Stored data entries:
※ ※ ※

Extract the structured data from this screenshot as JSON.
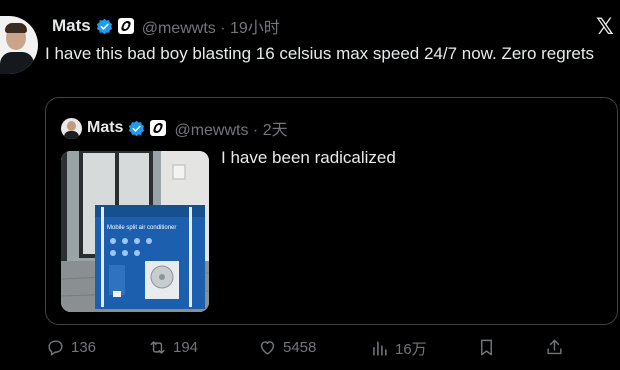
{
  "tweet": {
    "author_name": "Mats",
    "handle": "@mewwts",
    "time": "19小时",
    "text": "I have this bad boy blasting 16 celsius max speed 24/7 now. Zero regrets"
  },
  "quote": {
    "author_name": "Mats",
    "handle": "@mewwts",
    "time": "2天",
    "text": "I have been radicalized",
    "box_title": "Mobile split air conditioner"
  },
  "actions": {
    "replies": "136",
    "reposts": "194",
    "likes": "5458",
    "views": "16万"
  },
  "colors": {
    "background": "#000000",
    "text": "#e7e9ea",
    "muted": "#71767b",
    "verified": "#1d9bf0",
    "border": "#3e4144"
  }
}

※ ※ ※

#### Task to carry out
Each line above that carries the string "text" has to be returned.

#### Answer section
    "text": "I have this bad boy blasting 16 celsius max speed 24/7 now. Zero regrets"
    "text": "I have been radicalized",
    "text": "#e7e9ea",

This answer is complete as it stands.